A number of squirrelpox cases have been recorded along the Solway Coast in the last month, prompting emergency action from conservationists.
The Saving Scotland’s Red Squirrels campaign has asked locals to remove wildlife feeding equipment and report sightings of animals with signs of disease as a matter of priority.
Squirrelpox is carried by grey squirrels but is deadly only to reds. While outbreaks are common, the rural area on the south coast is not known to have had one before.
Symptoms include lesions which prevent the red squirrel from eating, drinking or moving. It is usually fatal within two weeks and an outbreak can cause local numbers to crash.
In recent weeks at least 15 red squirrels have died as a result of squirrelpox, with more sick squirrels spotted across an area that spans from Palnackie to Carsethorn in Kirkcudbrightshire.
Experts said wildlife feeder boxes and garden bird tables increase the risk of squirrelpox transmission as they bring squirrels of both species into closer contact with one another.
While the virus is initially spread by grey squirrels, once it has entered the red squirrel population, red-to-red squirrel transmission will also occur. Campaigners said it was therefore imperative that all squirrels are prevented from coming into close contact at feeders during an outbreak.
A long-time red squirrel stronghold in Dumfries & Galloway, this part of the Solway coast has seen a small number of grey squirrels move into the area in recent times and begin to spread widely.
Dr Stephanie Johnstone, conservation officer for Saving Scotland’s Red Squirrels said: “With support of local volunteers from the Solway Forests Red Squirrel Network, we have deployed emergency squirrelpox outbreak response measures.
“Grey squirrels are being removed from the area through live trapping and humane dispatch. We know that when grey squirrel numbers are kept low, red squirrel populations can recover following the devastation of an outbreak.
“Any captured sick red squirrels will be taken to a veterinary clinic in Castle Douglas where they will be assessed and either treated or euthanised.”

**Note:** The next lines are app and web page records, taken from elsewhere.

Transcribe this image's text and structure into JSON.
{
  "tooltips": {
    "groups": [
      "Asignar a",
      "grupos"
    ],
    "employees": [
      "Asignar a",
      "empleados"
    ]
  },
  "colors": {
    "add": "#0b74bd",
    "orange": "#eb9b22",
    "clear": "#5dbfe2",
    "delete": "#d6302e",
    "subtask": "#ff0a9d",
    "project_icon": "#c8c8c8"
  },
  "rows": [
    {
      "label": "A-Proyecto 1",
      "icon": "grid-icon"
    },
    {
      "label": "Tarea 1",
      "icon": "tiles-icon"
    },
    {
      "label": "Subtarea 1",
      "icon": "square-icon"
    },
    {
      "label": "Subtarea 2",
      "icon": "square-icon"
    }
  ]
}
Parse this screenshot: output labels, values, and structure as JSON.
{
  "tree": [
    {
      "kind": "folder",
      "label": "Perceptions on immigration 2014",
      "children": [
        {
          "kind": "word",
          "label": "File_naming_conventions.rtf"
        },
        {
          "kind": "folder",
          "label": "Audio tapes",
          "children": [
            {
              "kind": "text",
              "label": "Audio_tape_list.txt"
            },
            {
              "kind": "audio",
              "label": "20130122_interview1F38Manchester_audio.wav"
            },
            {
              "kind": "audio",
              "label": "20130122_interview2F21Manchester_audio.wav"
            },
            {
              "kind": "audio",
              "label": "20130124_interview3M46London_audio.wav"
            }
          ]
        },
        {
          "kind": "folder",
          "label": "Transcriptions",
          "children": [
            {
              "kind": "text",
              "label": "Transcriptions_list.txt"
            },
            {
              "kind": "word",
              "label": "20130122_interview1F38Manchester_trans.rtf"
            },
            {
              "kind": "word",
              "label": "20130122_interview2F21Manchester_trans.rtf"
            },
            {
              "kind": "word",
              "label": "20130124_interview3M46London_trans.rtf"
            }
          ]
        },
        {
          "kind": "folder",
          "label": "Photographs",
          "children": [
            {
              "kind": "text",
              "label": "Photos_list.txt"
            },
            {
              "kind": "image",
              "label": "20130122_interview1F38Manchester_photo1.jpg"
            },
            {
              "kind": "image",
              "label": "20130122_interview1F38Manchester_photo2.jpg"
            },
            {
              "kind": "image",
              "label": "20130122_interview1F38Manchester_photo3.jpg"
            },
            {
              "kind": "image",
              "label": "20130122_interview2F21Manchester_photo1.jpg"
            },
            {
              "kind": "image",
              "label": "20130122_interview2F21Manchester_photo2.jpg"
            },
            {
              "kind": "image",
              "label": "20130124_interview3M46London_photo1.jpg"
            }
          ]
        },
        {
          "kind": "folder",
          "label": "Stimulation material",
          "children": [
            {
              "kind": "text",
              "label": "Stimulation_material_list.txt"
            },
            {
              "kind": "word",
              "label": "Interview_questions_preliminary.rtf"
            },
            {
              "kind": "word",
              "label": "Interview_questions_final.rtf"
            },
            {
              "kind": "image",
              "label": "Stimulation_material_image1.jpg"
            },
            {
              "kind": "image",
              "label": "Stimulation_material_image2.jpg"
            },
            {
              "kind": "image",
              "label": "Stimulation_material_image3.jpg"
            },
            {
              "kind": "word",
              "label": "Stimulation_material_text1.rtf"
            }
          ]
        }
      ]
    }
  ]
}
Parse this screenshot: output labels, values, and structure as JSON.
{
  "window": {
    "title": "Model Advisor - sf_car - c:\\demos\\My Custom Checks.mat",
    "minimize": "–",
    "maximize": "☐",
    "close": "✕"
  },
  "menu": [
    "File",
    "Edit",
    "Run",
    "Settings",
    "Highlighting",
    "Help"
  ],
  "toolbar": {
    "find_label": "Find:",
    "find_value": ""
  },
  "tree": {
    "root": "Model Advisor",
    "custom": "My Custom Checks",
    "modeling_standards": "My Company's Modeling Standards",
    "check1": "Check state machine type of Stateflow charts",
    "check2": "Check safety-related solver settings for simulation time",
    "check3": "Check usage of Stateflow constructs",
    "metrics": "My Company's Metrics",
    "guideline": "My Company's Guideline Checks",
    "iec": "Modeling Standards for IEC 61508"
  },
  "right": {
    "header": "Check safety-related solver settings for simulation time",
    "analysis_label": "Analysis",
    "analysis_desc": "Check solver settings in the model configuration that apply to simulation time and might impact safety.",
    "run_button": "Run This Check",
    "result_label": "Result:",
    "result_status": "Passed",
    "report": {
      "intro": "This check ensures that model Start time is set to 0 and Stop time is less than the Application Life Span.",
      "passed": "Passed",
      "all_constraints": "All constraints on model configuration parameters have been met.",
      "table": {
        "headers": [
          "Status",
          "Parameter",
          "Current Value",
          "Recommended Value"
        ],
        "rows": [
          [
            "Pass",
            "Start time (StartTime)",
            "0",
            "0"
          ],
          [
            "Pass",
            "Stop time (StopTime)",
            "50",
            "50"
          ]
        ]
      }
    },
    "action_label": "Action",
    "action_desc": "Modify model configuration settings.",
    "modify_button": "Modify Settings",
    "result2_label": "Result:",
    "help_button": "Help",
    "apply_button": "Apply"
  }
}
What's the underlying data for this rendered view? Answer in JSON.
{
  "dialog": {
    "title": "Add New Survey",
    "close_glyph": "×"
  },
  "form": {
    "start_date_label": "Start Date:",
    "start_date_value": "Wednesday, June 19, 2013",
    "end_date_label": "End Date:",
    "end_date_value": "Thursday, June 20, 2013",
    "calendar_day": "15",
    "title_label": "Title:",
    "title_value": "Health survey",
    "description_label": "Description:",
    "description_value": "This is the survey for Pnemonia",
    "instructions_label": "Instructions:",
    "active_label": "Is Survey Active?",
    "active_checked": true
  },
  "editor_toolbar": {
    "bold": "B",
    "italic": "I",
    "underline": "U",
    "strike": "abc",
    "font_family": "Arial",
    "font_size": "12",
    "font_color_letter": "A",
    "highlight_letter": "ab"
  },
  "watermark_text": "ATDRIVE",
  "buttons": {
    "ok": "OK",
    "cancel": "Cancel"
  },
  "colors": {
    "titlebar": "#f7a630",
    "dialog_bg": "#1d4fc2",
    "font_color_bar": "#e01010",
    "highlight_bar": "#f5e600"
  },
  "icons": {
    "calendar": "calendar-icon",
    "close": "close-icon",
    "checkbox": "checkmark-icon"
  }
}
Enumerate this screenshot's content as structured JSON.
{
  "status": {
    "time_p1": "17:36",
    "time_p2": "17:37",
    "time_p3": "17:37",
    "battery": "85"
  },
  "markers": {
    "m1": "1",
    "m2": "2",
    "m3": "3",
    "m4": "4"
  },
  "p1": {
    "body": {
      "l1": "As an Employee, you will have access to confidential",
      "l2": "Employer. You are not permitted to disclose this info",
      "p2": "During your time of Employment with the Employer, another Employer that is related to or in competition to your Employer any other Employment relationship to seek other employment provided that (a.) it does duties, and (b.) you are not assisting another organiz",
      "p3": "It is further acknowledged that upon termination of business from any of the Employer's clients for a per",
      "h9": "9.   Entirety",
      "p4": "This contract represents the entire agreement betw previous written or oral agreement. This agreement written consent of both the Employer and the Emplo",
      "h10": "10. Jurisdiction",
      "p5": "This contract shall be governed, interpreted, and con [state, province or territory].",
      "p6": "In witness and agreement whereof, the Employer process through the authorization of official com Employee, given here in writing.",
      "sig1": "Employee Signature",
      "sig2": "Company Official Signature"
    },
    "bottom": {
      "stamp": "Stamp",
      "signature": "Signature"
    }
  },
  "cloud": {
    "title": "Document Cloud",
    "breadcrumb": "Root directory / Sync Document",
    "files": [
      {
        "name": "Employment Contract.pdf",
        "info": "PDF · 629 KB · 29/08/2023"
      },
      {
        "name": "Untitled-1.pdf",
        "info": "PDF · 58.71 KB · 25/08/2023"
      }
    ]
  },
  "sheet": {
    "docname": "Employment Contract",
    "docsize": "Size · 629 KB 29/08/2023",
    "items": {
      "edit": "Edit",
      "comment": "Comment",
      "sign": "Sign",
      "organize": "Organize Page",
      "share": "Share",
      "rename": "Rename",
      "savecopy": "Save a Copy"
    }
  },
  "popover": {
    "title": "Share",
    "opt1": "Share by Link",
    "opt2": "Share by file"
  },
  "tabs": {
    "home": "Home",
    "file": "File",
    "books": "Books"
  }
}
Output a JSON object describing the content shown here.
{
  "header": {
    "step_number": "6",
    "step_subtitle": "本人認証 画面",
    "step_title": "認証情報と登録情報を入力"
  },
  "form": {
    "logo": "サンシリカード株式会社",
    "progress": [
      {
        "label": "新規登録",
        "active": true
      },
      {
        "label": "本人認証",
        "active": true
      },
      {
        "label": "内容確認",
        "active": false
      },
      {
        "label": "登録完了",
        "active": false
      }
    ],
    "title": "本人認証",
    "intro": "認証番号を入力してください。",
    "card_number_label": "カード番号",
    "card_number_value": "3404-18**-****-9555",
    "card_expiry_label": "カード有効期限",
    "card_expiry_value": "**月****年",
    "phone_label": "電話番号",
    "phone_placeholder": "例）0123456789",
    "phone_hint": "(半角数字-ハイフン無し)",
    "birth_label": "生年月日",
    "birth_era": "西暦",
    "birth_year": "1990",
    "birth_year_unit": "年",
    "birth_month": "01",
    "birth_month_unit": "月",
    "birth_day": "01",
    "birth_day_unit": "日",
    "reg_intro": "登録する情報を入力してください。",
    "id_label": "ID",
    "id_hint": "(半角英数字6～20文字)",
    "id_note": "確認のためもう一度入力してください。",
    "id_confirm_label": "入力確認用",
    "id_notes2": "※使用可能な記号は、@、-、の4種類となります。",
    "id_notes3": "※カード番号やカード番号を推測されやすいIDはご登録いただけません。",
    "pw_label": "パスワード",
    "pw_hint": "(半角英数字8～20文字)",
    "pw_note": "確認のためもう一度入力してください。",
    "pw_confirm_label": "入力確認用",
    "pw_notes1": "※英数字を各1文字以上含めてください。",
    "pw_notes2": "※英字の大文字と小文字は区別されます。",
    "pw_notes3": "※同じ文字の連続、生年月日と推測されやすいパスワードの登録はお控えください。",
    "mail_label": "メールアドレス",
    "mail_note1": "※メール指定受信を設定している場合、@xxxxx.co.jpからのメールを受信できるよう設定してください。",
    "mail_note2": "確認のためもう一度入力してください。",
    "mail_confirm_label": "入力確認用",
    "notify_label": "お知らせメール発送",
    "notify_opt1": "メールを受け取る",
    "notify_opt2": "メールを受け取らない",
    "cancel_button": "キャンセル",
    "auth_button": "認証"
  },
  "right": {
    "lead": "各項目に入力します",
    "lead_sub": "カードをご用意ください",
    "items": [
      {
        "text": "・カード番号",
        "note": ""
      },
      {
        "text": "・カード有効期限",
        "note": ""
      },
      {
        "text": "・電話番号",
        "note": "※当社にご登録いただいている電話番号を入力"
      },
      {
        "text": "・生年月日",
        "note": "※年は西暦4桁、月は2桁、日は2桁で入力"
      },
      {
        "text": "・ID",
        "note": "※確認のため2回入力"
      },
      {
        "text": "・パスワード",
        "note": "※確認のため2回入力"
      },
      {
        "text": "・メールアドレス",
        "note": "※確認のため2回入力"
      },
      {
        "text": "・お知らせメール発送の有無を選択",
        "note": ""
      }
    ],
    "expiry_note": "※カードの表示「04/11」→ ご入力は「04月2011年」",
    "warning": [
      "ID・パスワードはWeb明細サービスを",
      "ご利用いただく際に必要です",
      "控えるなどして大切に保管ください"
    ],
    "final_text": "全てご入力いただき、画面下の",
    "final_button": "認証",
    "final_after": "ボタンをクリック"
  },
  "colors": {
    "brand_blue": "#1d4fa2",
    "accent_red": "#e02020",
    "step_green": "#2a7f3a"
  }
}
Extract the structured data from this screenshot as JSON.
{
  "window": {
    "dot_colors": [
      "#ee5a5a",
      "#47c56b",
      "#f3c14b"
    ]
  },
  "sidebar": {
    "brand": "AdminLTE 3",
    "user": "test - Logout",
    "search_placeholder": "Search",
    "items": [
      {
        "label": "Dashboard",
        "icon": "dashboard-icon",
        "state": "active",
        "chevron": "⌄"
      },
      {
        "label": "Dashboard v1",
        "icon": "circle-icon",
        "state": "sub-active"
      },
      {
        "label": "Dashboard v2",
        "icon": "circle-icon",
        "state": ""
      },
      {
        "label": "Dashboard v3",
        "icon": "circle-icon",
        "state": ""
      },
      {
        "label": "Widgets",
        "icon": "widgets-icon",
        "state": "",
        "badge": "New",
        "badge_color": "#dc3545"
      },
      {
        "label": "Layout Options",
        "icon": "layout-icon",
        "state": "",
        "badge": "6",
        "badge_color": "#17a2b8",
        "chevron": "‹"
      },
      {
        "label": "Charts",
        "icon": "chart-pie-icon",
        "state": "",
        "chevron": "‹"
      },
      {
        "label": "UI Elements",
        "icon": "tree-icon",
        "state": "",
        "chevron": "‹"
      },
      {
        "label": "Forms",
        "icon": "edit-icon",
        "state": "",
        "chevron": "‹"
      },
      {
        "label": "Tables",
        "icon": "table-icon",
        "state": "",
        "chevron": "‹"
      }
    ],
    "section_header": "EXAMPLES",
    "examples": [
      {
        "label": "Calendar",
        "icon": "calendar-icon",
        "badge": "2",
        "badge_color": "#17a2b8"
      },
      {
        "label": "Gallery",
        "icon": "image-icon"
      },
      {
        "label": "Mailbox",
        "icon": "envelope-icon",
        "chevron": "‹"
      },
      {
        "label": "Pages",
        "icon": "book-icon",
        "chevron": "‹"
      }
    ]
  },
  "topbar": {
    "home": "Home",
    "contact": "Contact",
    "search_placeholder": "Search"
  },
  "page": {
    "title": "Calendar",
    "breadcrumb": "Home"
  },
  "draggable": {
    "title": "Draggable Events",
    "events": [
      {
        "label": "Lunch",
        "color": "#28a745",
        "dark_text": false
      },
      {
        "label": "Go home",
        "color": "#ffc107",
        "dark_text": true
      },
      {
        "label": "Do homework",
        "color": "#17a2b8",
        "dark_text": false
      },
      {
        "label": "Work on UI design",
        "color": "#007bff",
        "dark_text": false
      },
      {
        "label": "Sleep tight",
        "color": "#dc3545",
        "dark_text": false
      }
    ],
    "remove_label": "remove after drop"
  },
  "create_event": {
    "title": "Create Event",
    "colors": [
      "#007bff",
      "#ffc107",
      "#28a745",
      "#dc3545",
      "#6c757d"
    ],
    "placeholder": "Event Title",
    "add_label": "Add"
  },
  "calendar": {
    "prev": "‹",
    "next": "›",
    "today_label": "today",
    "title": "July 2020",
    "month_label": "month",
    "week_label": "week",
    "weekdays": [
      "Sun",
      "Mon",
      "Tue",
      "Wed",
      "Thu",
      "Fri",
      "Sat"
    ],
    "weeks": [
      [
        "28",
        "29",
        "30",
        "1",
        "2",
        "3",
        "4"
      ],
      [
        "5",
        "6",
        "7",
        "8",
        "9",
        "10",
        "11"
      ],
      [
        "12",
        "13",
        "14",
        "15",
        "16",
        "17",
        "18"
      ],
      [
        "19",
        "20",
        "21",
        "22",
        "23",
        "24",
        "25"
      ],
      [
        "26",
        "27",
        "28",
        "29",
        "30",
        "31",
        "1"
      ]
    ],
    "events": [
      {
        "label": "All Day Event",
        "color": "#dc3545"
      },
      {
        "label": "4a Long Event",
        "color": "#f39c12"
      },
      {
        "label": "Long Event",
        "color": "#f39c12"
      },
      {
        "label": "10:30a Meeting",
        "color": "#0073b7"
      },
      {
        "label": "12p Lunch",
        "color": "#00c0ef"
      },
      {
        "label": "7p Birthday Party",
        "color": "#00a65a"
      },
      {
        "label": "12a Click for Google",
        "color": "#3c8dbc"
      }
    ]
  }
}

John Lind, who volunteers with the Solway Forests Red Squirrel Network, said: “The arrival of this disease in our area is very distressing. I have seen too many cases now and we need to try and combat the spread of this outbreak. One way people can help is by reporting sick red squirrels and healthy greys to us when they are seen.”